● EXERCISE GOAL
What lines of the material hold the string "subtitle"? Pull each of them out.

● DATA LISTING
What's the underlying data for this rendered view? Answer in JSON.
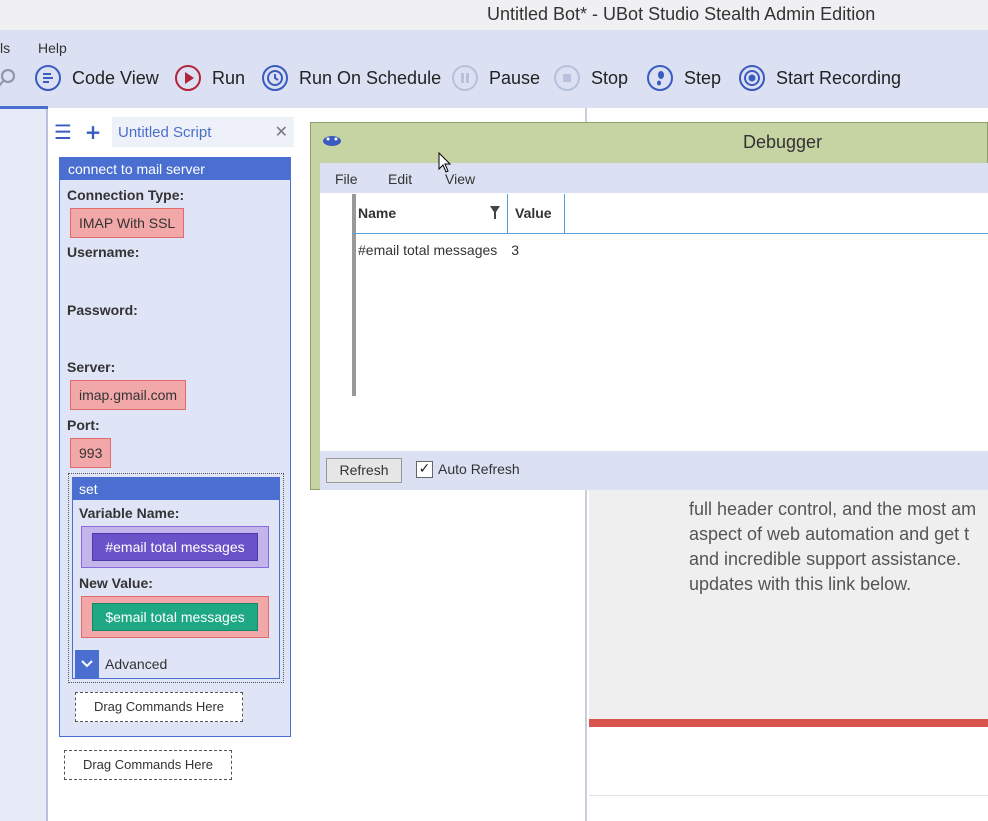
{
  "window": {
    "title": "Untitled Bot* - UBot Studio Stealth Admin Edition"
  },
  "menu": {
    "tools_partial": "ls",
    "help": "Help"
  },
  "toolbar": {
    "code_view": "Code View",
    "run": "Run",
    "run_on_schedule": "Run On Schedule",
    "pause": "Pause",
    "stop": "Stop",
    "step": "Step",
    "start_recording": "Start Recording"
  },
  "script_tab": {
    "label": "Untitled Script",
    "close": "✕"
  },
  "command": {
    "name": "connect to mail server",
    "connection_type_label": "Connection Type:",
    "connection_type_value": "IMAP With SSL",
    "username_label": "Username:",
    "password_label": "Password:",
    "server_label": "Server:",
    "server_value": "imap.gmail.com",
    "port_label": "Port:",
    "port_value": "993"
  },
  "set_command": {
    "name": "set",
    "variable_name_label": "Variable Name:",
    "variable_name_value": "#email total messages",
    "new_value_label": "New Value:",
    "new_value_value": "$email total messages",
    "advanced_label": "Advanced"
  },
  "drag_placeholder": "Drag Commands Here",
  "debugger": {
    "title": "Debugger",
    "menu": [
      "File",
      "Edit",
      "View"
    ],
    "columns": {
      "name": "Name",
      "value": "Value"
    },
    "rows": [
      {
        "name": "#email total messages",
        "value": "3"
      }
    ],
    "refresh_label": "Refresh",
    "auto_refresh_label": "Auto Refresh",
    "auto_refresh_checked": true
  },
  "browser": {
    "lines": [
      "full header control, and the most am",
      "aspect of web automation and get t",
      "and incredible support assistance.",
      "updates with this link below."
    ]
  },
  "colors": {
    "accent": "#4a6fd1",
    "run_red": "#b3243a",
    "toolbar_bg": "#dbe1f3",
    "debugger_title_bg": "#c6d4a4",
    "field_red": "#f2a8a8",
    "variable_purple": "#6a52c8",
    "variable_teal": "#1fa884"
  }
}
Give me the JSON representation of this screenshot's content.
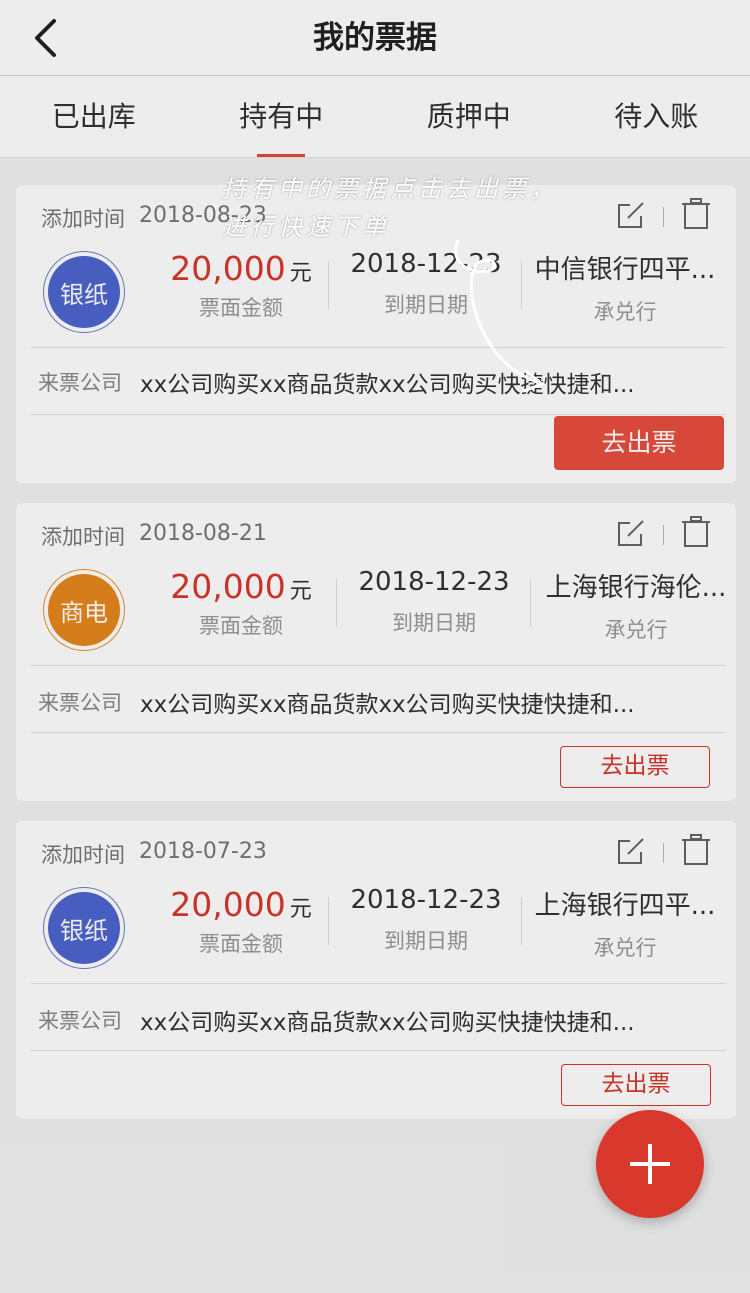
{
  "header": {
    "title": "我的票据"
  },
  "tabs": [
    {
      "label": "已出库"
    },
    {
      "label": "持有中"
    },
    {
      "label": "质押中"
    },
    {
      "label": "待入账"
    }
  ],
  "labels": {
    "added_time": "添加时间",
    "face_amount": "票面金额",
    "due_date": "到期日期",
    "acceptor": "承兑行",
    "source_company": "来票公司",
    "unit": "元",
    "out_button": "去出票"
  },
  "hint": {
    "text": "持有中的票据点击去出票，进行快速下单"
  },
  "cards": [
    {
      "added": "2018-08-23",
      "type": "银纸",
      "type_color": "#4d66cf",
      "amount": "20,000",
      "due": "2018-12-23",
      "bank": "中信银行四平...",
      "company": "xx公司购买xx商品货款xx公司购买快捷快捷和..."
    },
    {
      "added": "2018-08-21",
      "type": "商电",
      "type_color": "#e6871d",
      "amount": "20,000",
      "due": "2018-12-23",
      "bank": "上海银行海伦...",
      "company": "xx公司购买xx商品货款xx公司购买快捷快捷和..."
    },
    {
      "added": "2018-07-23",
      "type": "银纸",
      "type_color": "#4d66cf",
      "amount": "20,000",
      "due": "2018-12-23",
      "bank": "上海银行四平...",
      "company": "xx公司购买xx商品货款xx公司购买快捷快捷和..."
    }
  ],
  "icons": {
    "back": "chevron-left-icon",
    "edit": "edit-icon",
    "delete": "trash-icon",
    "add": "plus-icon"
  },
  "colors": {
    "accent": "#e84e40",
    "amount": "#d9362b"
  }
}
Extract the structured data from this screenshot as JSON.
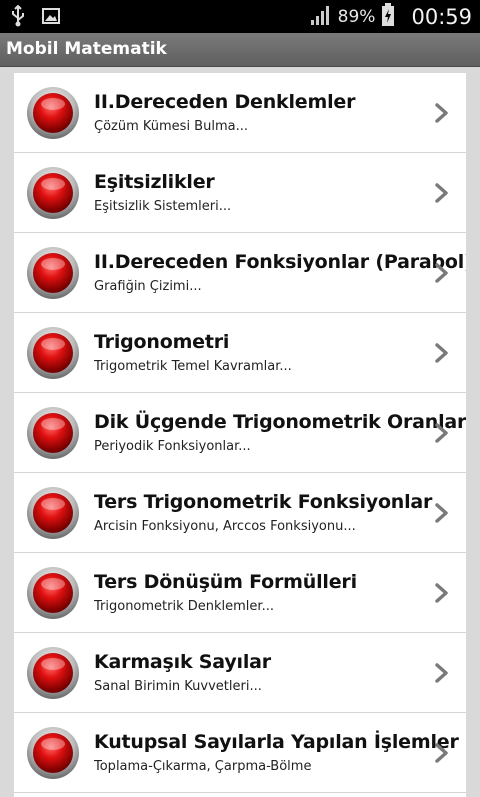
{
  "status_bar": {
    "left_icons": [
      "usb-icon",
      "image-icon"
    ],
    "battery_text": "89%",
    "time": "00:59"
  },
  "app": {
    "title": "Mobil Matematik"
  },
  "items": [
    {
      "title": "II.Dereceden Denklemler",
      "subtitle": "Çözüm Kümesi Bulma..."
    },
    {
      "title": "Eşitsizlikler",
      "subtitle": "Eşitsizlik Sistemleri..."
    },
    {
      "title": "II.Dereceden Fonksiyonlar (Parabol)",
      "subtitle": "Grafiğin Çizimi..."
    },
    {
      "title": "Trigonometri",
      "subtitle": "Trigometrik Temel Kavramlar..."
    },
    {
      "title": "Dik Üçgende Trigonometrik Oranlar",
      "subtitle": "Periyodik Fonksiyonlar..."
    },
    {
      "title": "Ters Trigonometrik Fonksiyonlar",
      "subtitle": "Arcisin Fonksiyonu, Arccos Fonksiyonu..."
    },
    {
      "title": "Ters Dönüşüm Formülleri",
      "subtitle": "Trigonometrik Denklemler..."
    },
    {
      "title": "Karmaşık Sayılar",
      "subtitle": "Sanal Birimin Kuvvetleri..."
    },
    {
      "title": "Kutupsal Sayılarla Yapılan İşlemler",
      "subtitle": "Toplama-Çıkarma, Çarpma-Bölme"
    }
  ],
  "colors": {
    "bullet": "#e01010",
    "chevron": "#7a7a7a",
    "titlebar": "#6b6b6b"
  }
}
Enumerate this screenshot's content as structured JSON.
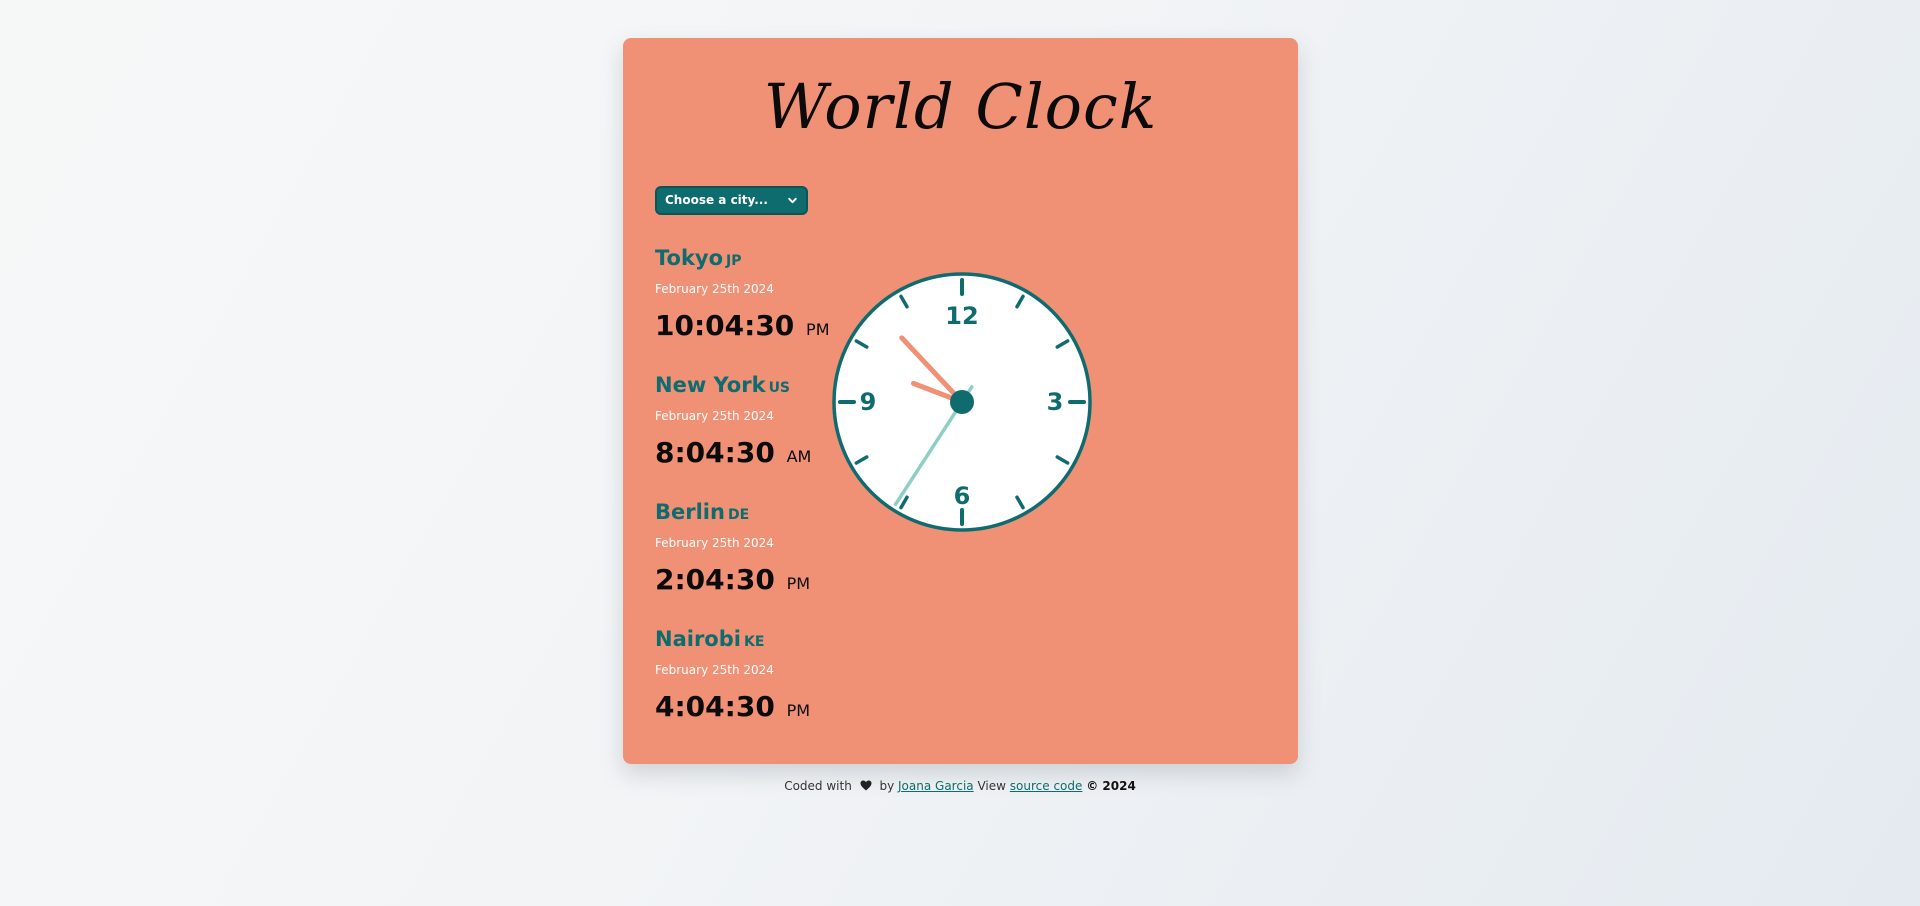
{
  "header": {
    "title": "World Clock"
  },
  "selector": {
    "placeholder": "Choose a city...",
    "icon": "chevron-down-icon"
  },
  "cities": [
    {
      "name": "Tokyo",
      "country": "JP",
      "date": "February 25th 2024",
      "time": "10:04:30",
      "ampm": "PM"
    },
    {
      "name": "New York",
      "country": "US",
      "date": "February 25th 2024",
      "time": "8:04:30",
      "ampm": "AM"
    },
    {
      "name": "Berlin",
      "country": "DE",
      "date": "February 25th 2024",
      "time": "2:04:30",
      "ampm": "PM"
    },
    {
      "name": "Nairobi",
      "country": "KE",
      "date": "February 25th 2024",
      "time": "4:04:30",
      "ampm": "PM"
    }
  ],
  "analog_clock": {
    "numerals": [
      "12",
      "3",
      "6",
      "9"
    ],
    "hour": 9.7,
    "minute": 52.8,
    "second": 35.5
  },
  "footer": {
    "prefix": "Coded with",
    "by": "by",
    "author": "Joana Garcia",
    "view": "View",
    "source": "source code",
    "copyright": "© 2024",
    "heart_icon": "heart-icon"
  },
  "colors": {
    "card": "#f09075",
    "accent": "#0e6b6e",
    "hour_hand": "#f09075",
    "second_hand": "#8ccfc4",
    "clock_face": "#ffffff"
  }
}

● ANSWER BOX
      "subtitle": "Çözüm Kümesi Bulma..."
      "subtitle": "Eşitsizlik Sistemleri..."
      "subtitle": "Grafiğin Çizimi..."
      "subtitle": "Trigometrik Temel Kavramlar..."
      "subtitle": "Periyodik Fonksiyonlar..."
      "subtitle": "Arcisin Fonksiyonu, Arccos Fonksiyonu..."
      "subtitle": "Trigonometrik Denklemler..."
      "subtitle": "Sanal Birimin Kuvvetleri..."
      "subtitle": "Toplama-Çıkarma, Çarpma-Bölme"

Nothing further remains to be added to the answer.